How to Prevent a Sewer Vent Freeze Up

Dan Ketchum

Sewer vents serve as part of the home drain-waste-vent system, helping remove waste from toilets, sinks and showers. When the vent freezes up -- often indicated by the “rotten egg” smell of hydrogen sulfide -- it can cause you or family to become ill or even create explosive gas in the home.

Cold weather poses a threat to the drain-waste-vent system.

Because sewer vents are part of an interconnected plumbing system, you'll have to attack from a few fronts to prevent freezing.

  1. Clear your roof of snow on a regular basis. Excessive snow on the roof can block the vent's stack and cause freezing. A gurgling toilet may indicate a clogged or frozen vent stack. If this happens, pour warm water down the roof's sewer vent stack.

  2. Pour warm water down rarely-used household drains during the winter season. Slowly pour water down basement drains and any unused toilets or showers. This keeps water in the drain-waste-vent system's trap, preventing freezing.

  3. Keep your attic heated. Install a heat register vent in the attic to produce warm air flow and prevent sewer vent components from freezing.

  4. Wrap a foil-backed insulated sleeve around the vent pipe in the attic. You can also use thermostatically controlled tape for this job.

  5. Have a plumber install a copper “T” or heat cord in your sewer vent. These components retain heat as it rises through the vent.
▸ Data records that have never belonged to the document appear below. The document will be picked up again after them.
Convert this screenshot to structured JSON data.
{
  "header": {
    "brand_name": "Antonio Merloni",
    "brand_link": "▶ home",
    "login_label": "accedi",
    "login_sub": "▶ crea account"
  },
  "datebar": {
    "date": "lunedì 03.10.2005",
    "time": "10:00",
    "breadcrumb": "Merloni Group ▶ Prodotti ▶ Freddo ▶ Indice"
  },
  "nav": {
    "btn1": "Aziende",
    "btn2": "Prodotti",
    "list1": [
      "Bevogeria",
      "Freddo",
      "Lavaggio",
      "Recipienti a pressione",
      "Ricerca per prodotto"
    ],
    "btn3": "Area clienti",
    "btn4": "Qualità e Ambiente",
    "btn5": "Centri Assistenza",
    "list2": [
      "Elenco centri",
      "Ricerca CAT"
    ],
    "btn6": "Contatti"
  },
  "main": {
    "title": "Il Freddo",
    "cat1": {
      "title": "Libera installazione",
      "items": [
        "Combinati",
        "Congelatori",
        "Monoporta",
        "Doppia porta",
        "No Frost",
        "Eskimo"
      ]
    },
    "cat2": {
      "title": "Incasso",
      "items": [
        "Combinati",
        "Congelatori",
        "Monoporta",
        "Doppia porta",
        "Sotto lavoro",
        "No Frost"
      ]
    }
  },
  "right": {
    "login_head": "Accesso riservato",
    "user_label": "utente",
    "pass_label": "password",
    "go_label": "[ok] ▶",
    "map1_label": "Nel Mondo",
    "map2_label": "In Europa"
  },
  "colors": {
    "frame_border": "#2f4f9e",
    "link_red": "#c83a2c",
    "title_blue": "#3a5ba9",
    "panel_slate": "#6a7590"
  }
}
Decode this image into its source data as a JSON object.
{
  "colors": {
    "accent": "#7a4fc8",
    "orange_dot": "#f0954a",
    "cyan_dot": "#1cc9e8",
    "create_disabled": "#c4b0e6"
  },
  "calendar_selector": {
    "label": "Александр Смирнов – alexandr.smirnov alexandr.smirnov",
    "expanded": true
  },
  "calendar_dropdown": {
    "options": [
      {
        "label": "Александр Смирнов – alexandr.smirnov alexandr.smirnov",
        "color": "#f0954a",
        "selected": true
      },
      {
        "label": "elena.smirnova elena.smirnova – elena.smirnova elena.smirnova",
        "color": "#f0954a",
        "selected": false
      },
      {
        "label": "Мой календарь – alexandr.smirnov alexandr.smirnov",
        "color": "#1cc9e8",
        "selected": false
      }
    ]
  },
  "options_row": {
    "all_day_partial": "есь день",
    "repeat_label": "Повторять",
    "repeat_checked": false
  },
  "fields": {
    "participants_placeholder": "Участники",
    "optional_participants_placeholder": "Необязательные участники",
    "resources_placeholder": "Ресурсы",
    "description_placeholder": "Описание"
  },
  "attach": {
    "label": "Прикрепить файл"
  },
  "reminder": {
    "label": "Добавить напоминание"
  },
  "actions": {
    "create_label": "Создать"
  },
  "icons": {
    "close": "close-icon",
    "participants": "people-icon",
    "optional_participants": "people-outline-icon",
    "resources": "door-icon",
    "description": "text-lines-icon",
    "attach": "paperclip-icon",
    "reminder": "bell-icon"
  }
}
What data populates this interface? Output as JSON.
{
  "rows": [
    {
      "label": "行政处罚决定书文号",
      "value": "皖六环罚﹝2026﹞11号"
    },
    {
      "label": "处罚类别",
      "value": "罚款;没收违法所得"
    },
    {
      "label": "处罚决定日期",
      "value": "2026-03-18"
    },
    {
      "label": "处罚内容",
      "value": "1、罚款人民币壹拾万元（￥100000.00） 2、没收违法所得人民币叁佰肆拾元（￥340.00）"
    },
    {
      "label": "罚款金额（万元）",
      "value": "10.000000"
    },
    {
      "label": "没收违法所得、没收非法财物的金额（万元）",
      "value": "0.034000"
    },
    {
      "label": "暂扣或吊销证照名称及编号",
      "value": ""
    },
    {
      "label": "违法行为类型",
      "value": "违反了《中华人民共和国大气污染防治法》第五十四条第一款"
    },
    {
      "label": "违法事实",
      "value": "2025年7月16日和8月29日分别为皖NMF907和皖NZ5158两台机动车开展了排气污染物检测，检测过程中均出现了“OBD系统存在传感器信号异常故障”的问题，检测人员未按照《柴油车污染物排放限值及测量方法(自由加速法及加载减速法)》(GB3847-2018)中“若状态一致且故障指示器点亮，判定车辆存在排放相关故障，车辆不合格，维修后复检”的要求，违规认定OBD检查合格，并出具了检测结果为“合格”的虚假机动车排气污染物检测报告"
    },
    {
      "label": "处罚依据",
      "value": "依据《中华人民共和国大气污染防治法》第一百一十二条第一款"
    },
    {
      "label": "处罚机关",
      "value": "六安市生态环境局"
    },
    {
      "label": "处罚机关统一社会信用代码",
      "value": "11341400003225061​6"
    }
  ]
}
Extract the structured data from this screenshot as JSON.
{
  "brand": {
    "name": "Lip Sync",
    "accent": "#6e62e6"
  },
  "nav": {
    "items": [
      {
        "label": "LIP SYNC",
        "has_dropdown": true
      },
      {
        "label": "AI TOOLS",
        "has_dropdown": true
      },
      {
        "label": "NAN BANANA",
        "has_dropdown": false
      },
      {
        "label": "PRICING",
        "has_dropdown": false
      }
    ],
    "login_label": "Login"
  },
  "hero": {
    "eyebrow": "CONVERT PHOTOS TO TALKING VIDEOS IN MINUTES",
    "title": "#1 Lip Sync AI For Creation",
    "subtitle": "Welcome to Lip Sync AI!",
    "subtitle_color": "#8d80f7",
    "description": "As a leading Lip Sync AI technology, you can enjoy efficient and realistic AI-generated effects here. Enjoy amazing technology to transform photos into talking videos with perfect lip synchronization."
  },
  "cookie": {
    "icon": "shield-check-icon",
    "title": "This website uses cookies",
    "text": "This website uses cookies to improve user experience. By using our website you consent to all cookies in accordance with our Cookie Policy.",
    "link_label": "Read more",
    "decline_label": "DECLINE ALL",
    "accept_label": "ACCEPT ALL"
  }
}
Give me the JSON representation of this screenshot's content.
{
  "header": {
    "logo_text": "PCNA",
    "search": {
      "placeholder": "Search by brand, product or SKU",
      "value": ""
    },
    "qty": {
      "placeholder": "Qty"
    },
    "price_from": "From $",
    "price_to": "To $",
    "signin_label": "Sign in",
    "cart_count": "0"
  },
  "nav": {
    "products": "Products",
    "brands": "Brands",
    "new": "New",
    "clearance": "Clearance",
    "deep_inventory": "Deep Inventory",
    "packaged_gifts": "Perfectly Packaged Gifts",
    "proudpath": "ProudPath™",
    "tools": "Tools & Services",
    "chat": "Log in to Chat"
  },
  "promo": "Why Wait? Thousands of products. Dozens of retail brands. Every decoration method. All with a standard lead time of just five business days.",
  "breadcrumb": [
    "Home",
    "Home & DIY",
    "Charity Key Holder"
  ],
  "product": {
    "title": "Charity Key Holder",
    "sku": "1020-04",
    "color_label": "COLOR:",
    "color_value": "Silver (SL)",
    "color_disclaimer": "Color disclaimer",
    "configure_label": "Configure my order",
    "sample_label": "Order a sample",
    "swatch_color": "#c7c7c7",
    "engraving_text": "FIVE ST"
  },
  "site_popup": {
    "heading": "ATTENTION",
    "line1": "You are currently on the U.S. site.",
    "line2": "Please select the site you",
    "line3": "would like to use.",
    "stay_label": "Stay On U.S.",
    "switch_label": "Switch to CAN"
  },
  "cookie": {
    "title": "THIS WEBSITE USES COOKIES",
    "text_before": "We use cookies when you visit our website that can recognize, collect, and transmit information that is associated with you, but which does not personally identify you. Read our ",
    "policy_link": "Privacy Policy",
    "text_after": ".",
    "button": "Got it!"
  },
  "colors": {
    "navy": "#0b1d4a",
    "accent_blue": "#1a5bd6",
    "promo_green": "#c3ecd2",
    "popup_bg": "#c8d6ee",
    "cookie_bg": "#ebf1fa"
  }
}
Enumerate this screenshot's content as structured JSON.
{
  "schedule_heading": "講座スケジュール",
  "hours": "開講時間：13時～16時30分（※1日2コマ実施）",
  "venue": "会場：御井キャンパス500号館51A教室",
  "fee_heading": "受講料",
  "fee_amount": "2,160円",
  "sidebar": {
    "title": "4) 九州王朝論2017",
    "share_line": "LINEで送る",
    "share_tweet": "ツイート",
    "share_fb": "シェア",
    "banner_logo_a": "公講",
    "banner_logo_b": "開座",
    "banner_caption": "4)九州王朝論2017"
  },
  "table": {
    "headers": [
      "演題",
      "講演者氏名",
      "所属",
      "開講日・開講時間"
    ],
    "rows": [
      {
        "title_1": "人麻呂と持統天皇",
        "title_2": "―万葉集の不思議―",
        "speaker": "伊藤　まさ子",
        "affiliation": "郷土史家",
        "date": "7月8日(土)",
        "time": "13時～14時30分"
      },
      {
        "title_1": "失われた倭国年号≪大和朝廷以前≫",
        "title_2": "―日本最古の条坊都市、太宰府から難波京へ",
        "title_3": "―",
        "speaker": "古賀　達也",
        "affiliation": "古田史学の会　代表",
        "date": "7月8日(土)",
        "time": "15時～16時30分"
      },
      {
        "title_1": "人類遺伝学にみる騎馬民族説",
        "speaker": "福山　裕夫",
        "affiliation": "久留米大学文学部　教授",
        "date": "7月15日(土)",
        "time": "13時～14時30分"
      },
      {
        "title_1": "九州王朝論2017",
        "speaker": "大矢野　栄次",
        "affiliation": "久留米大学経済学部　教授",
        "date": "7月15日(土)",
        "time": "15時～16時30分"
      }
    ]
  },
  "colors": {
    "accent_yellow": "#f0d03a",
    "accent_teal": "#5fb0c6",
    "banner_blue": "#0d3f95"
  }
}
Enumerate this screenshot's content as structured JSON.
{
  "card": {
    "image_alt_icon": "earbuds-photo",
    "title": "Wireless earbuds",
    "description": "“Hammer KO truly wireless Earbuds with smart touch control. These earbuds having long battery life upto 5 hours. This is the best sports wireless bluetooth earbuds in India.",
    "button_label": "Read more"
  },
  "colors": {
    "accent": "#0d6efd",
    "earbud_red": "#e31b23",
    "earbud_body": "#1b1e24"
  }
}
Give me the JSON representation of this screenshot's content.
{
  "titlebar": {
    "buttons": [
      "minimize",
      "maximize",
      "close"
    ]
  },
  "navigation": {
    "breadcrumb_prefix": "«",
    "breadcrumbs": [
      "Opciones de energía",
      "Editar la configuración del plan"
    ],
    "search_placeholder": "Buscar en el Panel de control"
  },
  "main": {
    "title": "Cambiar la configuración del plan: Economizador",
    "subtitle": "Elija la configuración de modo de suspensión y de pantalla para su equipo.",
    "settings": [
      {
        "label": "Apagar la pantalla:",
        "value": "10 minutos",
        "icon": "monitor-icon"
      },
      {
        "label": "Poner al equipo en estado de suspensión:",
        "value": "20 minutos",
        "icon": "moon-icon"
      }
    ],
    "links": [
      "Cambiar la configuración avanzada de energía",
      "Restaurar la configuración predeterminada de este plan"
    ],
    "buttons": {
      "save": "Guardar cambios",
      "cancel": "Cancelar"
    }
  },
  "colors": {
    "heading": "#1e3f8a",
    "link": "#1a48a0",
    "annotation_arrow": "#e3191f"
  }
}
The utility may justify the price tag in extremely cold areas where vent freeze ups occur regularly, especially in modern homes that use ABS or PVC pipes, which don't conduct heat as well as old-fashioned cast iron pipes.